Persian rugs have been part of my life for as long as I can remember. My parents would save up money, often for other things, but then chance upon a particularly beautiful rug and be unable to resist, putting off the practical for little bit longer. They didn't have many rugs in my childhood, but as the years went on and they gradually became more comfortable financially, more were added. Placed around the house, they were islands of beauty, pulling the rooms together, pulling our family and our history together.

My favourite has been with us since I was a child. It is a Maslagan rug.


I don't know much about it, its origins are a mystery to me and although I did do a brief Internet search, I stopped once I found a place to link to, because I discovered that I don't really want to know the details. This rug has become something more than itself, it has become a vessel of my history.

When I was a child, the Maslagan provided hours of play for me. It was my stage when I was a ballerina, it was my interior hopscotch field, it was where the Christmas tree stood and when my sister was born, it cushioned her crib during the day.

This rug also taught me important things. It is not perfect, there are many small mistakes in it and I would spend hours lying on my stomach, finding them, memorizing their place. When I asked my parents about it, they told me that it was for two reasons. One, so you could see that it was handmade, a quality that in my family is more valuable than anything. I come from people who worked with their hands, creating works of art in wood and food. My grandmother cooked like an angel and my grandfather made beautiful furniture - he never made much money, but his dressers sing.

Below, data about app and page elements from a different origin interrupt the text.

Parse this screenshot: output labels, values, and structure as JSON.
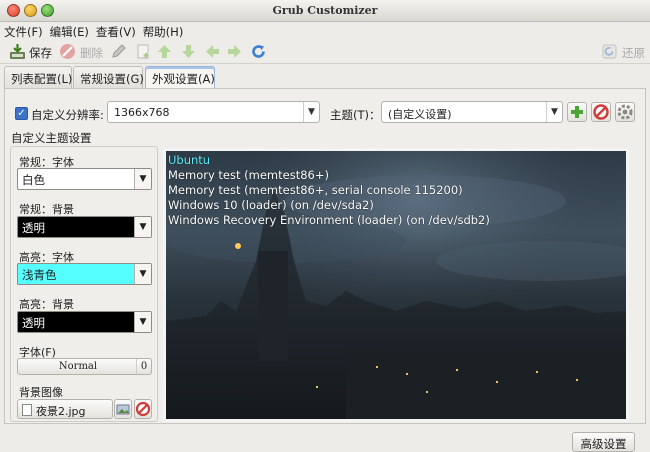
{
  "window": {
    "title": "Grub Customizer"
  },
  "menu": [
    "文件(F)",
    "编辑(E)",
    "查看(V)",
    "帮助(H)"
  ],
  "toolbar": {
    "save": "保存",
    "delete": "删除",
    "revert": "还原"
  },
  "tabs": [
    "列表配置(L)",
    "常规设置(G)",
    "外观设置(A)"
  ],
  "resolution": {
    "label": "自定义分辨率:",
    "value": "1366x768"
  },
  "theme": {
    "label": "主题(T)：",
    "value": "(自定义设置)"
  },
  "custom_group": {
    "title": "自定义主题设置",
    "normal_font": {
      "label": "常规：字体",
      "value": "白色",
      "swatch": "#ffffff"
    },
    "normal_bg": {
      "label": "常规：背景",
      "value": "透明",
      "swatch": "#000000"
    },
    "highlight_font": {
      "label": "高亮：字体",
      "value": "浅青色",
      "swatch": "#55ffff"
    },
    "highlight_bg": {
      "label": "高亮：背景",
      "value": "透明",
      "swatch": "#000000"
    },
    "font": {
      "label": "字体(F)",
      "name": "Normal",
      "size": "0"
    },
    "bg_image": {
      "label": "背景图像",
      "file": "夜景2.jpg"
    }
  },
  "preview": {
    "entries": [
      "Ubuntu",
      "Memory test (memtest86+)",
      "Memory test (memtest86+, serial console 115200)",
      "Windows 10 (loader) (on /dev/sda2)",
      "Windows Recovery Environment (loader) (on /dev/sdb2)"
    ]
  },
  "advanced_button": "高级设置"
}
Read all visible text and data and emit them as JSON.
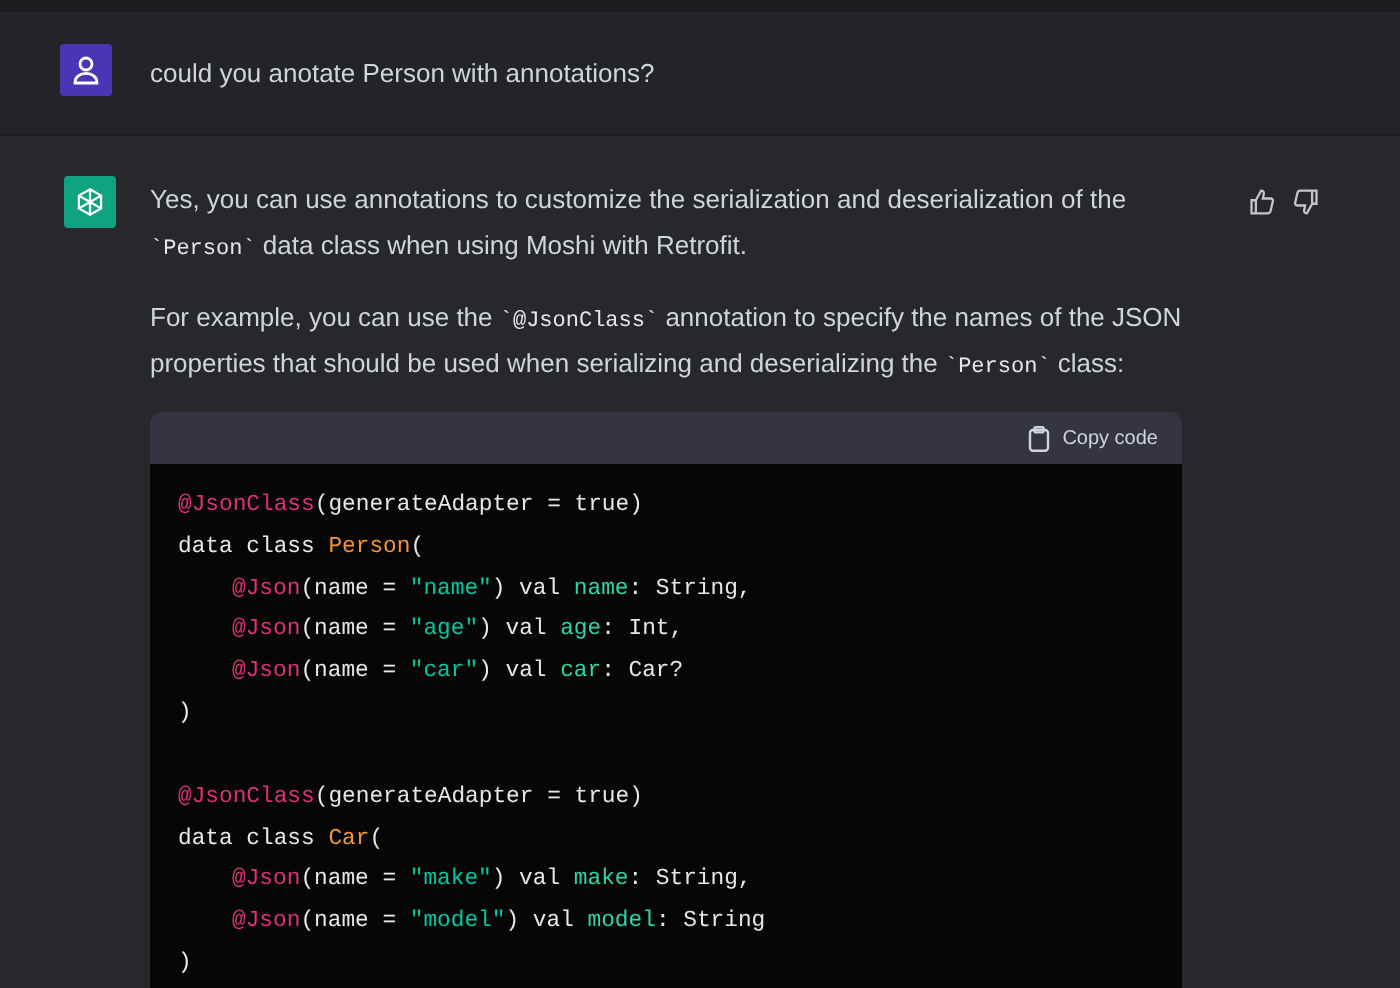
{
  "messages": [
    {
      "kind": "user",
      "paragraphs": [
        [
          {
            "kind": "text",
            "text": "could you anotate Person with annotations?"
          }
        ]
      ]
    },
    {
      "kind": "assistant",
      "paragraphs": [
        [
          {
            "kind": "text",
            "text": "Yes, you can use annotations to customize the serialization and deserialization of the "
          },
          {
            "kind": "code",
            "text": "`Person`"
          },
          {
            "kind": "text",
            "text": " data class when using Moshi with Retrofit."
          }
        ],
        [
          {
            "kind": "text",
            "text": "For example, you can use the "
          },
          {
            "kind": "code",
            "text": "`@JsonClass`"
          },
          {
            "kind": "text",
            "text": " annotation to specify the names of the JSON properties that should be used when serializing and deserializing the "
          },
          {
            "kind": "code",
            "text": "`Person`"
          },
          {
            "kind": "text",
            "text": " class:"
          }
        ]
      ],
      "code_block": {
        "copy_label": "Copy code",
        "blocks": [
          [
            {
              "indent": false,
              "tokens": [
                {
                  "kind": "annotation",
                  "text": "@JsonClass"
                },
                {
                  "kind": "plain",
                  "text": "(generateAdapter = true)"
                }
              ]
            },
            {
              "indent": false,
              "tokens": [
                {
                  "kind": "plain",
                  "text": "data class "
                },
                {
                  "kind": "type",
                  "text": "Person"
                },
                {
                  "kind": "plain",
                  "text": "("
                }
              ]
            },
            {
              "indent": true,
              "tokens": [
                {
                  "kind": "annotation",
                  "text": "@Json"
                },
                {
                  "kind": "plain",
                  "text": "(name = "
                },
                {
                  "kind": "string",
                  "text": "\"name\""
                },
                {
                  "kind": "plain",
                  "text": ") val "
                },
                {
                  "kind": "property",
                  "text": "name"
                },
                {
                  "kind": "plain",
                  "text": ": String,"
                }
              ]
            },
            {
              "indent": true,
              "tokens": [
                {
                  "kind": "annotation",
                  "text": "@Json"
                },
                {
                  "kind": "plain",
                  "text": "(name = "
                },
                {
                  "kind": "string",
                  "text": "\"age\""
                },
                {
                  "kind": "plain",
                  "text": ") val "
                },
                {
                  "kind": "property",
                  "text": "age"
                },
                {
                  "kind": "plain",
                  "text": ": Int,"
                }
              ]
            },
            {
              "indent": true,
              "tokens": [
                {
                  "kind": "annotation",
                  "text": "@Json"
                },
                {
                  "kind": "plain",
                  "text": "(name = "
                },
                {
                  "kind": "string",
                  "text": "\"car\""
                },
                {
                  "kind": "plain",
                  "text": ") val "
                },
                {
                  "kind": "property",
                  "text": "car"
                },
                {
                  "kind": "plain",
                  "text": ": Car?"
                }
              ]
            },
            {
              "indent": false,
              "tokens": [
                {
                  "kind": "plain",
                  "text": ")"
                }
              ]
            }
          ],
          [
            {
              "indent": false,
              "tokens": [
                {
                  "kind": "annotation",
                  "text": "@JsonClass"
                },
                {
                  "kind": "plain",
                  "text": "(generateAdapter = true)"
                }
              ]
            },
            {
              "indent": false,
              "tokens": [
                {
                  "kind": "plain",
                  "text": "data class "
                },
                {
                  "kind": "type",
                  "text": "Car"
                },
                {
                  "kind": "plain",
                  "text": "("
                }
              ]
            },
            {
              "indent": true,
              "tokens": [
                {
                  "kind": "annotation",
                  "text": "@Json"
                },
                {
                  "kind": "plain",
                  "text": "(name = "
                },
                {
                  "kind": "string",
                  "text": "\"make\""
                },
                {
                  "kind": "plain",
                  "text": ") val "
                },
                {
                  "kind": "property",
                  "text": "make"
                },
                {
                  "kind": "plain",
                  "text": ": String,"
                }
              ]
            },
            {
              "indent": true,
              "tokens": [
                {
                  "kind": "annotation",
                  "text": "@Json"
                },
                {
                  "kind": "plain",
                  "text": "(name = "
                },
                {
                  "kind": "string",
                  "text": "\"model\""
                },
                {
                  "kind": "plain",
                  "text": ") val "
                },
                {
                  "kind": "property",
                  "text": "model"
                },
                {
                  "kind": "plain",
                  "text": ": String"
                }
              ]
            },
            {
              "indent": false,
              "tokens": [
                {
                  "kind": "plain",
                  "text": ")"
                }
              ]
            }
          ]
        ]
      }
    }
  ]
}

The other reason there were mistakes in the rug was that they were deliberate, inserted because 'only Allah is perfect'. Decades later, I found out that this idea has a name. It's called the Persian Flaw. The admiration my parents had for the people and traditions that created their beloved rugs taught me much about how to interact with the world. And their passion for these rugs created in me an abiding love for imperfection and the handmade.

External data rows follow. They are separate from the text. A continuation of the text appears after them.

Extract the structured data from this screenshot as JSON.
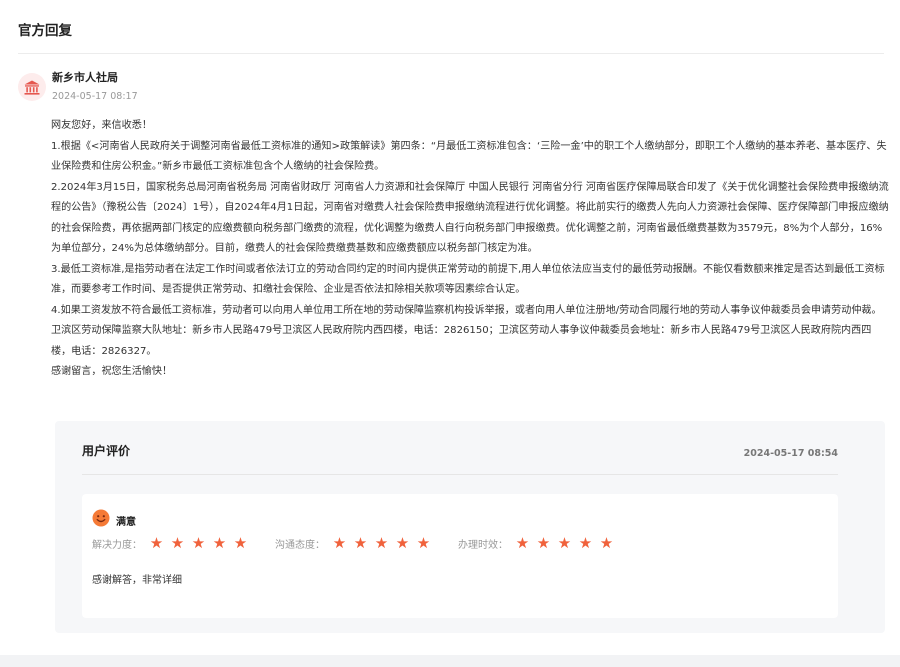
{
  "section": {
    "title": "官方回复"
  },
  "org": {
    "icon": "bank-building-icon",
    "name": "新乡市人社局",
    "time": "2024-05-17 08:17"
  },
  "reply": {
    "paragraphs": [
      "网友您好，来信收悉！",
      "1.根据《<河南省人民政府关于调整河南省最低工资标准的通知>政策解读》第四条：“月最低工资标准包含：‘三险一金’中的职工个人缴纳部分，即职工个人缴纳的基本养老、基本医疗、失业保险费和住房公积金。”新乡市最低工资标准包含个人缴纳的社会保险费。",
      "2.2024年3月15日，国家税务总局河南省税务局 河南省财政厅 河南省人力资源和社会保障厅 中国人民银行 河南省分行 河南省医疗保障局联合印发了《关于优化调整社会保险费申报缴纳流程的公告》（豫税公告〔2024〕1号），自2024年4月1日起，河南省对缴费人社会保险费申报缴纳流程进行优化调整。将此前实行的缴费人先向人力资源社会保障、医疗保障部门申报应缴纳的社会保险费，再依据两部门核定的应缴费额向税务部门缴费的流程，优化调整为缴费人自行向税务部门申报缴费。优化调整之前，河南省最低缴费基数为3579元，8%为个人部分，16%为单位部分，24%为总体缴纳部分。目前，缴费人的社会保险费缴费基数和应缴费额应以税务部门核定为准。",
      "3.最低工资标准,是指劳动者在法定工作时间或者依法订立的劳动合同约定的时间内提供正常劳动的前提下,用人单位依法应当支付的最低劳动报酬。不能仅看数额来推定是否达到最低工资标准，而要参考工作时间、是否提供正常劳动、扣缴社会保险、企业是否依法扣除相关款项等因素综合认定。",
      "4.如果工资发放不符合最低工资标准，劳动者可以向用人单位用工所在地的劳动保障监察机构投诉举报，或者向用人单位注册地/劳动合同履行地的劳动人事争议仲裁委员会申请劳动仲裁。卫滨区劳动保障监察大队地址：新乡市人民路479号卫滨区人民政府院内西四楼，电话：2826150；卫滨区劳动人事争议仲裁委员会地址：新乡市人民路479号卫滨区人民政府院内西四楼，电话：2826327。",
      "感谢留言，祝您生活愉快！"
    ]
  },
  "evaluation": {
    "title": "用户评价",
    "time": "2024-05-17 08:54",
    "satisfaction": {
      "icon": "smile-face-icon",
      "label": "满意"
    },
    "ratings": [
      {
        "label": "解决力度：",
        "score": 5,
        "max": 5
      },
      {
        "label": "沟通态度：",
        "score": 5,
        "max": 5
      },
      {
        "label": "办理时效：",
        "score": 5,
        "max": 5
      }
    ],
    "comment": "感谢解答，非常详细"
  },
  "colors": {
    "star": "#f0623c",
    "org_icon": "#e5584f",
    "smile_face": "#f57a36",
    "card_bg": "#f6f7f9"
  }
}
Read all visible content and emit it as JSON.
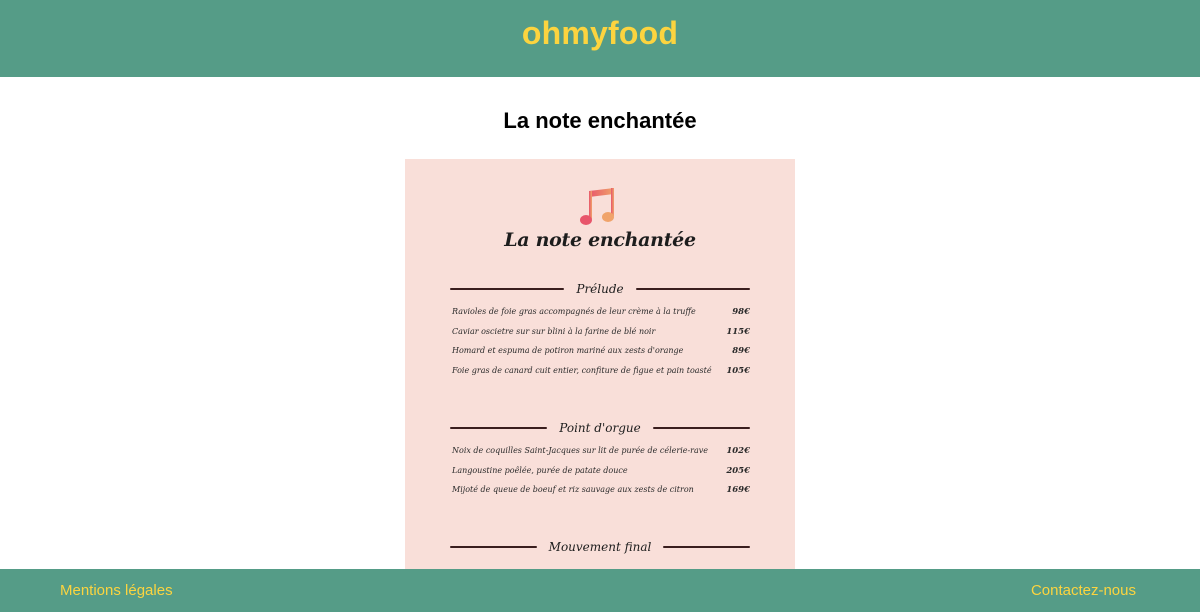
{
  "header": {
    "brand": "ohmyfood"
  },
  "main": {
    "title": "La note enchantée"
  },
  "menu": {
    "icon": "music-note-icon",
    "title": "La note enchantée",
    "sections": [
      {
        "name": "Prélude",
        "items": [
          {
            "name": "Ravioles de foie gras accompagnés de leur crème à la truffe",
            "price": "98€"
          },
          {
            "name": "Caviar oscietre sur sur blini à la farine de blé noir",
            "price": "115€"
          },
          {
            "name": "Homard et espuma de potiron mariné aux zests d'orange",
            "price": "89€"
          },
          {
            "name": "Foie gras de canard cuit entier, confiture de figue et pain toasté",
            "price": "105€"
          }
        ]
      },
      {
        "name": "Point d'orgue",
        "items": [
          {
            "name": "Noix de coquilles Saint-Jacques sur lit de purée de célerie-rave",
            "price": "102€"
          },
          {
            "name": "Langoustine poêlée, purée de patate douce",
            "price": "205€"
          },
          {
            "name": "Mijoté de queue de boeuf et riz sauvage aux zests de citron",
            "price": "169€"
          }
        ]
      },
      {
        "name": "Mouvement final",
        "items": []
      }
    ]
  },
  "footer": {
    "legal": "Mentions légales",
    "contact": "Contactez-nous"
  },
  "colors": {
    "header_bg": "#559c87",
    "brand_yellow": "#fcd43f",
    "card_bg": "#f9dfd9",
    "rule_color": "#3a1e1e"
  }
}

These days, the Maslagan lies in my mother's living room and I still get lost in its colours and patterns. Every time I look at it, it gives me a flash memory, so quick as to be gone in a second, yet containing everything of my life.

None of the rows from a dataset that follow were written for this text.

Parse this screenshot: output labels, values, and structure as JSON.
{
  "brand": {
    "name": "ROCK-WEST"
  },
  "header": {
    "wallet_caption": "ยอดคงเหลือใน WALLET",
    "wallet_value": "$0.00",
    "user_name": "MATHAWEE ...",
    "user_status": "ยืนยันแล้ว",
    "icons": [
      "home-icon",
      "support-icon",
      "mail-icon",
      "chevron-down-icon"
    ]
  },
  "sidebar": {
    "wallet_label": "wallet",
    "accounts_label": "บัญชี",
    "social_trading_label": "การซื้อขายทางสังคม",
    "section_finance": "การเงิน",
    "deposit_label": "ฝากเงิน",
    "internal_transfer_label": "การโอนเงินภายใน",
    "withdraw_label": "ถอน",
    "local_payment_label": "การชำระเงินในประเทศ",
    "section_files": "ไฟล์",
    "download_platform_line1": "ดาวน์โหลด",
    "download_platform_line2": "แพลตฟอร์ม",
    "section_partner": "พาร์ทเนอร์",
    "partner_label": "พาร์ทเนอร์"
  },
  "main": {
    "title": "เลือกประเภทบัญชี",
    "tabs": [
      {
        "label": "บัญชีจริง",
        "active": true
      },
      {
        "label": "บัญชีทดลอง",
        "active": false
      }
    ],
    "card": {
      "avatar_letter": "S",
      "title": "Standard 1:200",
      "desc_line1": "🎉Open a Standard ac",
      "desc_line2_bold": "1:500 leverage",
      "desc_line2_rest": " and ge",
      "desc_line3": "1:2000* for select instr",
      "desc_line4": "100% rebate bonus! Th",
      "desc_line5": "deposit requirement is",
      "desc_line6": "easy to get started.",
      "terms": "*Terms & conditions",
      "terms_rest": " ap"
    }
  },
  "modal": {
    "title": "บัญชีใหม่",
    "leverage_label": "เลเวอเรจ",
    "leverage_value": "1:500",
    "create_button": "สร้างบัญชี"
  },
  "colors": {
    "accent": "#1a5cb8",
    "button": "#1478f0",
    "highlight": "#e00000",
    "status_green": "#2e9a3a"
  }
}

Late note: Today, I have a piece published in The Globe and Mail. I'm fairly jazzed about it.

Friday, September 01, 2006

After Life

A long time ago, I watched a Japanese movie called After Life. It takes place in a sort of way station between death and eternity. As far as I remember – and after all, I am getting old, so who knows – the dead would spend 7 days there reviewing their life to choose the moment in which they would spend eternity. Once they had chosen, the staff of the place would recreate it and voila! eternity would start.

I thought – and still think – this is the one of the most charming ideas I’ve ever heard of and naturally started thinking about my moment immediately. The problem is, I can’t choose just one. I have narrowed it down to a handful and wonder if they’d let me have a sort of slideshow, so I don’t have to let go of a few favourites…

For as long as I can remember, touching a tiger has been #1 on my Life List (i.e., the “list of things to do before I die”). Six years ago, Ken worked some magic and made it happen. With mor as driver, we went to a wildlife sanctuary north of Toronto and I saw, smelled and touched Siberian tigers (flat hand through a chain link fence – I’m not crazy). I learned how to say 'hi' in tigerspeak and had the best time. By the way? An adult Siberian tiger is really, really big. This is Tsar



I smelled of tiger the entire way home. Because I also got to hold one. A four-week-old cub called Rain. And this moment is on the shortlist for my eternity:


Do you have a Moment?

(pictures by Diane)